UPDATE Earlier this month, Inside Towers reported that several airlines and aviation manufacturers sought to make the temporary restrictions AT&T and Verizon agreed to for 5G operations on C-band (3.7 GHz) near airports permanent. Now, the FAA seeks that outcome, too, plus restrictions for smaller telecoms as well.
Acting FAA Administrator Billy Nolen said in a letter to the FCC and NTIA he wants the restrictions mandated for 19 smaller telecoms and other spectrum holders. “Aviation safety would be compromised if the U.S. government does not codify certain additional operating limits in the 5G C-band environment,” wrote Nolen, according to Reuters. He raised the specter of flight disruptions if the FCC doesn’t mandate the mitigations. It’s unclear if the Commission has the authority to retroactively impose conditions on companies that purchased spectrum at auction.
The issue is fear about 5G operations on C-band possibly interfering with aviation radio altimeters. The devices give data on a plane’s height above the ground and are critical for bad-weather landings.
Though the FAA didn’t raise any concerns when the FCC began the proceeding under former Chairman Pai, it did at the last minute before the agency’s vote to open up part of the C-band for 5G, Inside Towers reported. AT&T and Verizon paid a combined $82 billion at auction for their C-band licenses. In June, they agreed to delay some C-band 5G operations around certain airports until July 2023. In a deal with the FCC and the FAA, the telecoms agreed to a phased-in rollout to give the airlines time to upgrade or replace radio altimeters that could be vulnerable to interference.
The airline industry is “aggressively retrofitting” planes that fly in the U.S. with RF filters on the altimeters, according to Nolen. But he added “data indicates that even retrofitted aircraft would be susceptible to interference if the [FCC] report and order is not modified, resulting in renewed concerns about unsafe interference.”

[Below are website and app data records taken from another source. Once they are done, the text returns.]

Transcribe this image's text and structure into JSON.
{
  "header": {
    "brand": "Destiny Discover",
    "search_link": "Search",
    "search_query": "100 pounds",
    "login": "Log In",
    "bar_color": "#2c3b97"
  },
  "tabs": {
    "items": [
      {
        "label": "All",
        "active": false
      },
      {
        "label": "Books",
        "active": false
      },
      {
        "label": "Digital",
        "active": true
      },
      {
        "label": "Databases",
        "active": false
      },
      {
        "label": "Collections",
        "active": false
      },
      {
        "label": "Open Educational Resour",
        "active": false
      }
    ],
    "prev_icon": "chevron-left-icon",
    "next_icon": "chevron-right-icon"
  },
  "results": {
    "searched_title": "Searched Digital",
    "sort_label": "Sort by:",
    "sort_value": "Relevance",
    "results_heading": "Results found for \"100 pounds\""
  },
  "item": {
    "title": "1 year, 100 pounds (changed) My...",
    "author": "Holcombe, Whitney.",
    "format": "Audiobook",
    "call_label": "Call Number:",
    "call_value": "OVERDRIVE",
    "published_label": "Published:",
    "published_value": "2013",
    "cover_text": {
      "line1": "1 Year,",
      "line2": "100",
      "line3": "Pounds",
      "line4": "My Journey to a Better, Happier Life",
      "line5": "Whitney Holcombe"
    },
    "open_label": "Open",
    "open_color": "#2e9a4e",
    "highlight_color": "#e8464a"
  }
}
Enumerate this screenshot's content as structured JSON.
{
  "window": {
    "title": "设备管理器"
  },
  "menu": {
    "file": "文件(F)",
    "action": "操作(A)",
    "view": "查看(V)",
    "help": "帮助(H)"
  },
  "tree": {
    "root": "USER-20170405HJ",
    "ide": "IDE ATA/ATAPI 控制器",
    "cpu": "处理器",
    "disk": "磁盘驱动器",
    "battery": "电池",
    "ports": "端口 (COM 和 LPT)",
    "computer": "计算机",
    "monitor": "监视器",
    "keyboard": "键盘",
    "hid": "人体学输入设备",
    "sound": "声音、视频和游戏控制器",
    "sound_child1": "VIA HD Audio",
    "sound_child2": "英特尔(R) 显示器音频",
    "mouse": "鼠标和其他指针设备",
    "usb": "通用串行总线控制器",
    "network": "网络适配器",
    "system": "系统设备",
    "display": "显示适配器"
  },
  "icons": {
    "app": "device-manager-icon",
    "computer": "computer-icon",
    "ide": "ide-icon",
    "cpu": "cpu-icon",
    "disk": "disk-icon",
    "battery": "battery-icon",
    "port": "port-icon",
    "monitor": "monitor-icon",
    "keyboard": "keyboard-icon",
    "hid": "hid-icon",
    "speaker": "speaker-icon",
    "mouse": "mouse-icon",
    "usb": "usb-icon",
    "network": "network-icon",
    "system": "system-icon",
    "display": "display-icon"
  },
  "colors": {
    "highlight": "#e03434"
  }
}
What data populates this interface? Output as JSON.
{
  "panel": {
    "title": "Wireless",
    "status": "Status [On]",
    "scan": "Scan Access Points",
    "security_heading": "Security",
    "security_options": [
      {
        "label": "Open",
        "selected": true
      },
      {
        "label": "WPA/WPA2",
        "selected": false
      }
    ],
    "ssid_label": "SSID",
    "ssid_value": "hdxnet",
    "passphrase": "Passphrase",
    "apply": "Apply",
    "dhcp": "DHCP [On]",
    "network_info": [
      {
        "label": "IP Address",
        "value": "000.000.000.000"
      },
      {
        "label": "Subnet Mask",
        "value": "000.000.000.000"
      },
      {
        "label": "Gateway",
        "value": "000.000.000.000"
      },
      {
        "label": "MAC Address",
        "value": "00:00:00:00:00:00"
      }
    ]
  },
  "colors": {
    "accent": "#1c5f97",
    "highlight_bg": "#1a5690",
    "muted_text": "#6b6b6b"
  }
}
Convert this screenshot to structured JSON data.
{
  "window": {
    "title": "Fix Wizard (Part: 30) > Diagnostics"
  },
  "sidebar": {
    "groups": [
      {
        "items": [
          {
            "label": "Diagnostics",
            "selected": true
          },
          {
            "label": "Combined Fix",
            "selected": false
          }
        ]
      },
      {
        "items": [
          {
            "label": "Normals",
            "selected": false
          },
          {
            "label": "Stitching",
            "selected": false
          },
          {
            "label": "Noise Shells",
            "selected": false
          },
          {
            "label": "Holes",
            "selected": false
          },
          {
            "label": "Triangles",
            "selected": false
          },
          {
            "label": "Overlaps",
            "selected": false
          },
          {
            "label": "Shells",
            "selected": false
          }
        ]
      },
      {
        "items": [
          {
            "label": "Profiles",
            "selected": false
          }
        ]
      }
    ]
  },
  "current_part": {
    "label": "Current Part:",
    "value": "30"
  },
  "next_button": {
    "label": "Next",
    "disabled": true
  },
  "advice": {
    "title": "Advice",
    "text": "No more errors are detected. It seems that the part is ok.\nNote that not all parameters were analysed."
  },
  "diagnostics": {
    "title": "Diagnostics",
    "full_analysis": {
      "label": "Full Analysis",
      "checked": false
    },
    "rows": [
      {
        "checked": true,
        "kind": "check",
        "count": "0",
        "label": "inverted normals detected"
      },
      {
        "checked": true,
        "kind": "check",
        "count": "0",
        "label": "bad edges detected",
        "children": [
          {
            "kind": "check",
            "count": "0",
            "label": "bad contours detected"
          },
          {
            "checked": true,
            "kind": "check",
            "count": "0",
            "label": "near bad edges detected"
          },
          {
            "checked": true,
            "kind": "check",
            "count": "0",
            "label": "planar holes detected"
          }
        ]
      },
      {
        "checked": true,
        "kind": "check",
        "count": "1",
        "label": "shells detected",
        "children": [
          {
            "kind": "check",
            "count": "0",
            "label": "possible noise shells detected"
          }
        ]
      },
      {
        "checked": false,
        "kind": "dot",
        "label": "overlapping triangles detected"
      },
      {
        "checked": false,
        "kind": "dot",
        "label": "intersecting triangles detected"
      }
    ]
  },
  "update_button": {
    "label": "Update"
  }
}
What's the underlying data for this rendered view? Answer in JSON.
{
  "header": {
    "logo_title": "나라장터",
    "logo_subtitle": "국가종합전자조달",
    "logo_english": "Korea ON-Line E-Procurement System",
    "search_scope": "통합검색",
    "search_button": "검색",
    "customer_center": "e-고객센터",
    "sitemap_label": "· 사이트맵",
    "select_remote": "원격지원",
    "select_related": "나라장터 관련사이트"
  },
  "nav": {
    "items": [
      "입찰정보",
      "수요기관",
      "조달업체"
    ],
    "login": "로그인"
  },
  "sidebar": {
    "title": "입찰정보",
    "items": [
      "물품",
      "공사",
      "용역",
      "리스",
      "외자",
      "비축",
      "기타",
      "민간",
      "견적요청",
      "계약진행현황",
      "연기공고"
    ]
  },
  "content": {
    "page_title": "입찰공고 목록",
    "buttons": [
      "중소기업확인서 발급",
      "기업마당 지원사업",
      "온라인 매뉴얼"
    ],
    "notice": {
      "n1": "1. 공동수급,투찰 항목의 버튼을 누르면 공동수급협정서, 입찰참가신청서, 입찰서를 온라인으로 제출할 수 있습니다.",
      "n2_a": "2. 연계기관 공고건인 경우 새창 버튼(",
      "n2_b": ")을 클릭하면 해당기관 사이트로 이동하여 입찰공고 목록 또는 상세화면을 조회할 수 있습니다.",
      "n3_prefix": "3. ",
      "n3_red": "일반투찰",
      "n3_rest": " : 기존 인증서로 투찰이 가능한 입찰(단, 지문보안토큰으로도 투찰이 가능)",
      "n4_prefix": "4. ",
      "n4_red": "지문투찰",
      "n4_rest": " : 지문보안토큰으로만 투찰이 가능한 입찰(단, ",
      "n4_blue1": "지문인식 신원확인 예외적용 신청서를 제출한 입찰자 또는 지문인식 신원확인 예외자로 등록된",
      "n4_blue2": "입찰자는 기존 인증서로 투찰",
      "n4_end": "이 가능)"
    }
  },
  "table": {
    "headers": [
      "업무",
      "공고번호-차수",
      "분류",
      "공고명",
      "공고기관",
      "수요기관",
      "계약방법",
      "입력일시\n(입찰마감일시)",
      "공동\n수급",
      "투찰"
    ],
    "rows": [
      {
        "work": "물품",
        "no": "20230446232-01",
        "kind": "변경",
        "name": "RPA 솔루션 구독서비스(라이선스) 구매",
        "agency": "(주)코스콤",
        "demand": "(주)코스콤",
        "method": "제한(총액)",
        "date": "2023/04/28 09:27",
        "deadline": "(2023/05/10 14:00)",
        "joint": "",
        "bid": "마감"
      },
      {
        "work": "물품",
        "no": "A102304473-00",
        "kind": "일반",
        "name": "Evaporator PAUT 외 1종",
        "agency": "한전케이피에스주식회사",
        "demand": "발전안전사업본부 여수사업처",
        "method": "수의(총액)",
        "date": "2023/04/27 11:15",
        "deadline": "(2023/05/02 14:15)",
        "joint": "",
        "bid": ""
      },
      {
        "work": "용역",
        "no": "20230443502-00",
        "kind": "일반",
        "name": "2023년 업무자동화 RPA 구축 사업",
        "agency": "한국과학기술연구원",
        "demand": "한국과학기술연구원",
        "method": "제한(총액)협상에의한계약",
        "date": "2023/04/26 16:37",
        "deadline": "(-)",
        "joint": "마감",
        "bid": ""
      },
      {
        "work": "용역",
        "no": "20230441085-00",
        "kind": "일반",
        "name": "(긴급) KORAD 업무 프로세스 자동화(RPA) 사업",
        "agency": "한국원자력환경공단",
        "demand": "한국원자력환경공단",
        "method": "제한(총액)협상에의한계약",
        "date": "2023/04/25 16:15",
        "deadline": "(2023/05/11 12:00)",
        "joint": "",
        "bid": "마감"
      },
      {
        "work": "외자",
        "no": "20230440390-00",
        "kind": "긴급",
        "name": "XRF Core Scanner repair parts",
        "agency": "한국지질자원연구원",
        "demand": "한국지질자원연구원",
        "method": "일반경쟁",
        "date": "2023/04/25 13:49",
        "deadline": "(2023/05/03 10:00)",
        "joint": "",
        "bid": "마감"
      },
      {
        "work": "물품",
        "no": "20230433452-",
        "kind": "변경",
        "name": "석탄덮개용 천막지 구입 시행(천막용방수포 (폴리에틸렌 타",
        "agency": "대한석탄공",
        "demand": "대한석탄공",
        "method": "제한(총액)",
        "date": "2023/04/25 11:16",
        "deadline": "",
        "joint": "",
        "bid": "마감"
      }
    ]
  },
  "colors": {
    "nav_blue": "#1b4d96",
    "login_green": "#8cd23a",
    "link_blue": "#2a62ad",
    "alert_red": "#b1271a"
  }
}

The FAA has cut the size of zones around airports where Verizon and AT&T cannot fully use their 5G tower sites, notes Reuters. Nolen said the voluntary mitigations by AT&T and Verizon “have resulted in the safe deployment of 50,000 wireless antennas” across the country.
By Leslie Stimson, Inside Towers Washington Bureau Chief